Day 362: Experiment two
Well today is going to be a quick recap of my experiment yesterday. This will be just as much for me as it is for all of you. While I can’t go into the experiment details (since I’m working to publish this) I can give a pretty good overview like I did the last time around.
Experiments are hard. There is a lot of setup and teardown involved. Some are more involved than others and unfortunately mine is pretty setup/teardown intensive. There are some pre-experiment things I can do to make this process smoother, but unfortunately there are limits to what I can do.
Testing the equipment prior to starting is one of the few things I can do to make sure everything goes according to plan. It sounds silly, but by plugging everything in beforehand I can make sure nothing weird is going on. That doesn’t mean I don’t give myself a heart attack when I forget to do something (like say place the ground electrode… oops), but it means that I can be confident that if something isn’t working it’s because I missed a step somewhere (like turning on the amplifier… really?) and not because the equipment broke.
Thankfully the experiment yesterday went somewhat smoother than the first experiment. For example, this time I remembered my stop flag so I could easily segment my data into the chunks it needs to be segmented into for processing. This means that four of the five datasets (should) be easily segmented now.
I also had an easier time setting up the equipment. If you’ve never been part of an EEG experiment or had to set one up, it can be time consuming. We use something called wet electrodes. This means that when we put the fun swim cap looking sensor array on the head we need to add some conductive gel (basically a gel with a lot of salt in it). The gel bridges the gap between the skin and the electrode caused by hair and reduces the impedance (resistance). That’s why we use a blunt tipped needle to add gel once we’ve put the cap on the head.
Below is a photo I took of some of my lab mates doing just this, it’s a great photo and shows how this is done. Remember, our lab is non-invasive so we don’t puncture the skin. The syringe tip is blunt, so it’s like a metal straw and lets us add gel between the head and the electrode. It’s pain free and we’ve done it to people of all ages (even babies believe it or not).

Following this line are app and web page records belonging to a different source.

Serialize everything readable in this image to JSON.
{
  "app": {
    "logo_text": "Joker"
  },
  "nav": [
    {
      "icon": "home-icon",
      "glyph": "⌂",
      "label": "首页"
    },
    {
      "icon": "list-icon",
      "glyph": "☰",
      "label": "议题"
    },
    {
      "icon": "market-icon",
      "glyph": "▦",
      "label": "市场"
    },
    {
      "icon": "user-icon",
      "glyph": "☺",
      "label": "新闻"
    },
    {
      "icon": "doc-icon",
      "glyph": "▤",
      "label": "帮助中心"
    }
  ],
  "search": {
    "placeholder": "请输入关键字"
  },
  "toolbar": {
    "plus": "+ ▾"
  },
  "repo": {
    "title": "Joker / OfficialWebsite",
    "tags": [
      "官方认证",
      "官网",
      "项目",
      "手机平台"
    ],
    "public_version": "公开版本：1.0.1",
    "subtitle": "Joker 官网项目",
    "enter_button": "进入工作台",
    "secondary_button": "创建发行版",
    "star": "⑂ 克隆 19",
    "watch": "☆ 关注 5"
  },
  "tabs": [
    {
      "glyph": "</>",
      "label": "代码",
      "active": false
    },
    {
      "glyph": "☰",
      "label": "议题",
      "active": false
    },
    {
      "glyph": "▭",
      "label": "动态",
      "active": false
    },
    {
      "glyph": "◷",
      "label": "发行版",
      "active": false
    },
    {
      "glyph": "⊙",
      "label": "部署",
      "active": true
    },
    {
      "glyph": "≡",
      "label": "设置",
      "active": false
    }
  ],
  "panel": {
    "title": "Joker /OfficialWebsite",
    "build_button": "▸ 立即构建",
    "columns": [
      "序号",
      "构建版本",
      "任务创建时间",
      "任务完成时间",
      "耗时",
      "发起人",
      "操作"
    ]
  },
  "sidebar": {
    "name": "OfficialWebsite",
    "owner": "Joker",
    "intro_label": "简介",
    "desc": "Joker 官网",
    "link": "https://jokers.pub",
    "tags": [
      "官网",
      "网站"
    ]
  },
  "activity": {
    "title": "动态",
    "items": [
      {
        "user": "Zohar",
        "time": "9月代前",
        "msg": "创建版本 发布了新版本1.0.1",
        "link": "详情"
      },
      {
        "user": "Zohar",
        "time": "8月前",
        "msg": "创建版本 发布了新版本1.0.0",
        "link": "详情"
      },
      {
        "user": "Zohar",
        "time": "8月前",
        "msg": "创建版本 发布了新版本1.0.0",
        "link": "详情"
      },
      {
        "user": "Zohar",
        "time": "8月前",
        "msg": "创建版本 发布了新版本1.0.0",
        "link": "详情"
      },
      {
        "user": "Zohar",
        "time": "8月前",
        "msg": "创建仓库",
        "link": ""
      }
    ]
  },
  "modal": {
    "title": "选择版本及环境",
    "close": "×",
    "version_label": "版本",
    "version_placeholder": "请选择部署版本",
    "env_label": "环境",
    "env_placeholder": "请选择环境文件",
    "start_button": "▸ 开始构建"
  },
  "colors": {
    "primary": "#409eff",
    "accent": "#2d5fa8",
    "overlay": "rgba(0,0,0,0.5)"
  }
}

You may have noticed if you look very closely at the image above some colored lights on each of the sensors. The LED changes color depending on measured impedance, when it’s green we have low impedance, red is high, and yellow is borderline. We don’t mind yellow so much because as the gel warms up from the heat of the skin the impedance will drop. We measure impedance before and after the experiment for this reason.
I’ve also been using my test rig which I’m happy to report has worked pretty flawlessly so far. I need to make some slight modifications to it to make it more user friendly, but it works and that’s all I care about for this set of experiments. The experiment itself lasts about 1 hour, setup on average will take about 2 hours, so we’re looking at 3 hours a person.
Of course for something like this I arrive an hour and a half early (at least) to do my pre-experiment setup and I spend another hour and a half for clean up post-experiment. If we’re doing the math, that’s a 6 hour workday just for the experiment. Which is about 2 hours longer than our normal experiments.
I managed to shave off about a half an hour on this last experiment so I’m somewhat optimistic that as I continue the amount of time it takes to perform the experiment will decrease. Of course, I’m only collecting data from 5 subjects so there isn’t a whole lot of time to improve my performance, but this is just the first set of experiments and we’re already planning the next round.
So yeah, two down, three more to go. I’m excited to be taking yet another step towards my PhD. It’s work and a little exhausting, but it’s nice to be making progress again.
But enough about us, what about you?